Oh, to be a preacher at Tenth where
the congregation expects a sermon of at
least forty-five minutes! Accustomed to a
prayer for illumination, scripture reading,
and then the sermon, it took me several
minutes to recognize and tune in
to the expository preaching style of Dr.
Ryken, who has served as Senior Minister
since 2000. The preaching was solid,
linking an introduction to the context of
Paul and Corinth to the specific context
of the famous 1 Corinthians 13. Focusing
on only the first three verses, Dr.
Ryken wove in references to the Gospel
of Mark and Exodus to reinforce his thesis
that there is hope for loveless sinners,
but only if one welcomes Jesus’ love into
one’s heart. There was a lengthy subtext
on the need for confession in order to
prepare one’s heart, which seemed odd
since the liturgy didn’t model that act. It
was apparent that Scripture is taken seriously
not only by the preacher but by
the congregation, as many had their own
Bibles or the English Standard Version
in the pew open and notepads in hand.
Worship concluded with another rousing
hymn, More Love to Thee, and a wonderful
Bach postlude.

Sensing the hospitality and vibrancy
of the congregation both before and during
worship, I attempted to look lost and
elicit connection afterwards. It turned
out there was no coffee that day, just a
meal for young professionals. As worship
concluded I sensed that I had entered a
space set apart from the Philadelphia I
call home. I experienced welcome but not
embrace. Standing at the door of the narthex,
I was ushered out by a wall of male
pastors who heartily shook my hand and
sent me out onto the sidewalk.

I re-entered the bustle of city life a
bit confused. How can a church that is
so vibrant in terms of raising up the next
generation to proclaim the gospel ignore
the voices and gifts of half the population
sitting in the pews? The words from the
young woman and Dr. Ryken were rolling
through my mind as both preached, both
testified to God’s work in our world. Yet
the ethos of the church defined strong
walls built to protect. I’m still mulling
over those walls, but thankful that the
Spirit moves through and around them,
shaping and challenging a church that
remains committed to serving God in an
urban context. I’m curious how the Spirit
as architect will continue to subvert and
shift Tenth and her ministry over the
next hundred years.

The Church Review series aims to explore current
worship and preaching practices at different Reformed
and Presbyterian churches around North America.
Some of these are “traditional,” some “innovative,” but
together they represent a cross-section of the current
Reformed scene. Reviewers present factual data about
the churches they visit along with their own reflections
upon what they observed.

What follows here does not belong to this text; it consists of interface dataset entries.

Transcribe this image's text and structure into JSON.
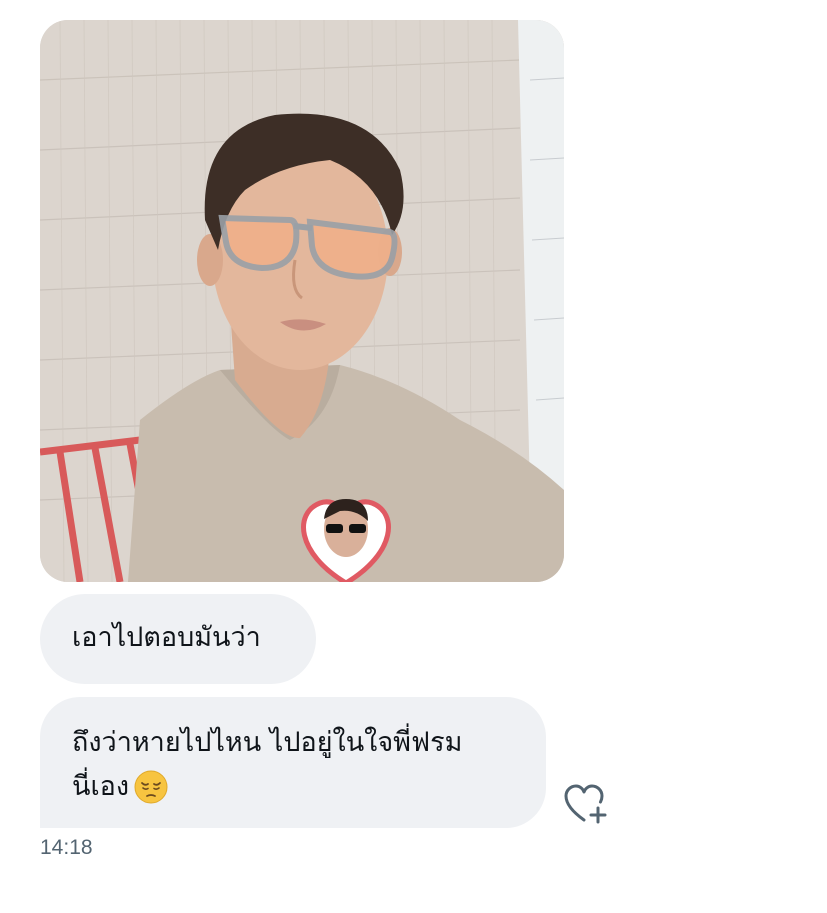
{
  "messages": [
    {
      "type": "image",
      "alt": ""
    },
    {
      "type": "text",
      "text": "เอาไปตอบมันว่า"
    },
    {
      "type": "text",
      "line1": "ถึงว่าหายไปไหน ไปอยู่ในใจพี่ฟรม",
      "line2": "นี่เอง"
    }
  ],
  "emoji": "pensive-face",
  "reaction_icon": "heart-plus-icon",
  "timestamp": "14:18",
  "colors": {
    "bubble_bg": "#eff1f4",
    "text": "#0f1419",
    "timestamp": "#536471",
    "heart_frame": "#e05a63"
  }
}
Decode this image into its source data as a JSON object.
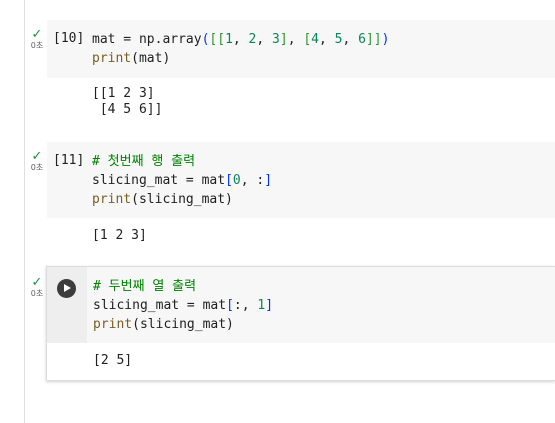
{
  "cells": [
    {
      "status_check": "✓",
      "status_time": "0초",
      "exec_count": "[10]",
      "code_lines": [
        "mat = np.array([[1, 2, 3], [4, 5, 6]])",
        "print(mat)"
      ],
      "output_lines": [
        "[[1 2 3]",
        " [4 5 6]]"
      ]
    },
    {
      "status_check": "✓",
      "status_time": "0초",
      "exec_count": "[11]",
      "code_lines": [
        "# 첫번째 행 출력",
        "slicing_mat = mat[0, :]",
        "print(slicing_mat)"
      ],
      "output_lines": [
        "[1 2 3]"
      ]
    },
    {
      "status_check": "✓",
      "status_time": "0초",
      "run_icon": "play-circle-icon",
      "code_lines": [
        "# 두번째 열 출력",
        "slicing_mat = mat[:, 1]",
        "print(slicing_mat)"
      ],
      "output_lines": [
        "[2 5]"
      ]
    }
  ],
  "colors": {
    "success": "#1e8e3e",
    "code_bg": "#f7f7f7",
    "builtin": "#795e26",
    "number": "#098658",
    "comment": "#008000"
  }
}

Susan Sytsma Bratt is an ordained pastor in the Presbyterian
Church USA, currently serving as a pastoral
resident at Bryn Mawr Presbyterian Church, Bryn
Mawr, Pennsylvania.